:: Work item ::
Scan the data for "location" and copy each matching line.

:: Data for processing ::
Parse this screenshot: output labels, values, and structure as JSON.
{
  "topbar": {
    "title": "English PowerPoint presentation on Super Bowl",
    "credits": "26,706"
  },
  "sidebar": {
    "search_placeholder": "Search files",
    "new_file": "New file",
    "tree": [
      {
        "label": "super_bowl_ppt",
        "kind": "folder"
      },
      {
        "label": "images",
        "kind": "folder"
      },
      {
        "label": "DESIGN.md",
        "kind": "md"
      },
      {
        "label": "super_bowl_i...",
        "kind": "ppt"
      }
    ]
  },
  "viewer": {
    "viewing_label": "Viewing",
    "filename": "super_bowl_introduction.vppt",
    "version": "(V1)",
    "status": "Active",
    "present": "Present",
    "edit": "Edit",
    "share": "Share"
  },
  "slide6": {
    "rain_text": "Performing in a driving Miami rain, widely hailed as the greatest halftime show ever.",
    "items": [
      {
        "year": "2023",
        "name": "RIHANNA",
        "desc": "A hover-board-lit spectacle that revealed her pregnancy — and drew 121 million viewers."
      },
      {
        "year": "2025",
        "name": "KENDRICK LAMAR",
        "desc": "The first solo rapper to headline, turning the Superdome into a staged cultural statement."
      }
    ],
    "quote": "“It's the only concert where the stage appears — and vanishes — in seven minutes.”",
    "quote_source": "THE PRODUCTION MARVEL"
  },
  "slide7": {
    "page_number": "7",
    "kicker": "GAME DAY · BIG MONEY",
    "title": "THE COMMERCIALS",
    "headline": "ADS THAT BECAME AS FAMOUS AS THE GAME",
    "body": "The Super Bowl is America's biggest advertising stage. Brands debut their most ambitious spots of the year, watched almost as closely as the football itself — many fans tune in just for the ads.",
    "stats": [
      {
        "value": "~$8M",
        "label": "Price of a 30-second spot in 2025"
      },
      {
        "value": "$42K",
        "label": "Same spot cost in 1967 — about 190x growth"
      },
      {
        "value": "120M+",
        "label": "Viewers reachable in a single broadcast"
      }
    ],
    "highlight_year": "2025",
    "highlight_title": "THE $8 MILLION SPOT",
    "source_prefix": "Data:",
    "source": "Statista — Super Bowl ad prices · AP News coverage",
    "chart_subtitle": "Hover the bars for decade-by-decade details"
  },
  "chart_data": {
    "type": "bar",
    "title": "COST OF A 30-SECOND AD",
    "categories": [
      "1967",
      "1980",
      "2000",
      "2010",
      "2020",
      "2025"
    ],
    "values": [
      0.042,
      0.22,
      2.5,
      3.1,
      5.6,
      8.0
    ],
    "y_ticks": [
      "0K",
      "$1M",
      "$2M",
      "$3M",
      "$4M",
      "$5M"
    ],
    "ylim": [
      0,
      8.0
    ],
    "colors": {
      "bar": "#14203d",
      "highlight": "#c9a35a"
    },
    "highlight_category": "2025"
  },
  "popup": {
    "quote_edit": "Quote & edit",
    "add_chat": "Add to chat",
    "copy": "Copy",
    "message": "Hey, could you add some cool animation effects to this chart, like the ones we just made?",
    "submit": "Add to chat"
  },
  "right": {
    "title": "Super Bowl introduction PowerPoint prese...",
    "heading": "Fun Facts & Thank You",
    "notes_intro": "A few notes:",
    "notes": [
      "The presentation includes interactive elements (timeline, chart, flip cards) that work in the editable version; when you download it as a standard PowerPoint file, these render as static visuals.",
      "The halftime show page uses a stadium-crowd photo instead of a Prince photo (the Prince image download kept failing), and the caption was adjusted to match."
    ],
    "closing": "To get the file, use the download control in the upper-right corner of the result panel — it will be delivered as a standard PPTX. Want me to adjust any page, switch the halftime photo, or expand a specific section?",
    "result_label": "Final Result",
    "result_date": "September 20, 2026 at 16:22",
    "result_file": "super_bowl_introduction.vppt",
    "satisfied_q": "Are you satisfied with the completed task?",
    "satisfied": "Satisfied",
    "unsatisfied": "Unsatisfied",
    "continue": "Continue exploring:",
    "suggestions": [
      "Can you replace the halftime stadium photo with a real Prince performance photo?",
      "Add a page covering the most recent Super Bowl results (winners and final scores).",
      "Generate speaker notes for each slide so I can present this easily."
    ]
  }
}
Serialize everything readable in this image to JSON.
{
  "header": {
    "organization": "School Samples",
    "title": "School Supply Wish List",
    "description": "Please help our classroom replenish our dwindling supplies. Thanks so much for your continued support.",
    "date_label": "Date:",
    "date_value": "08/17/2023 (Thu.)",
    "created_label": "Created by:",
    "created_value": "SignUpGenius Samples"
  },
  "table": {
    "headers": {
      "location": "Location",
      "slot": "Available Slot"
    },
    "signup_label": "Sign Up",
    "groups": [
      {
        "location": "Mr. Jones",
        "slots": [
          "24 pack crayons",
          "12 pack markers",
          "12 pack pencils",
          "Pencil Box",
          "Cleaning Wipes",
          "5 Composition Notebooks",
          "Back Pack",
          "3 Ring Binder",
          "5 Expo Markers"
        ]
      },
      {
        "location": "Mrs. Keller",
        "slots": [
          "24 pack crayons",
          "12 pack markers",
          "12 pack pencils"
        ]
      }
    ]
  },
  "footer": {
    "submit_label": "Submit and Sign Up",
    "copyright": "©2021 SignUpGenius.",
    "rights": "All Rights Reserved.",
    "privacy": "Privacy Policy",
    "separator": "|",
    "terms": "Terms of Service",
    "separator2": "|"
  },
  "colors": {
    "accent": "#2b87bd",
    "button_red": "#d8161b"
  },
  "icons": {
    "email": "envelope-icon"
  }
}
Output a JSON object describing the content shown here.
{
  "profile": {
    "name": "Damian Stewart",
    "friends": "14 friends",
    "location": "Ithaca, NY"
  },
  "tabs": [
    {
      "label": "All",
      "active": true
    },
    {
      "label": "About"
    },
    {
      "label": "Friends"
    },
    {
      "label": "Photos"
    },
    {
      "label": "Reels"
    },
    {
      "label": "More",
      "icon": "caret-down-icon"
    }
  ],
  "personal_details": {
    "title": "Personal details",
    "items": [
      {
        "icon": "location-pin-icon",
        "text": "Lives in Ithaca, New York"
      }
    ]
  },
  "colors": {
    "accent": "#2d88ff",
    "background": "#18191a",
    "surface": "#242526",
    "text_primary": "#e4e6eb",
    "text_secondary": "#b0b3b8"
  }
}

:: Output for this task ::
      "location": "Location",
        "location": "Mr. Jones",
        "location": "Mrs. Keller",
    "location": "Ithaca, NY"
        "icon": "location-pin-icon",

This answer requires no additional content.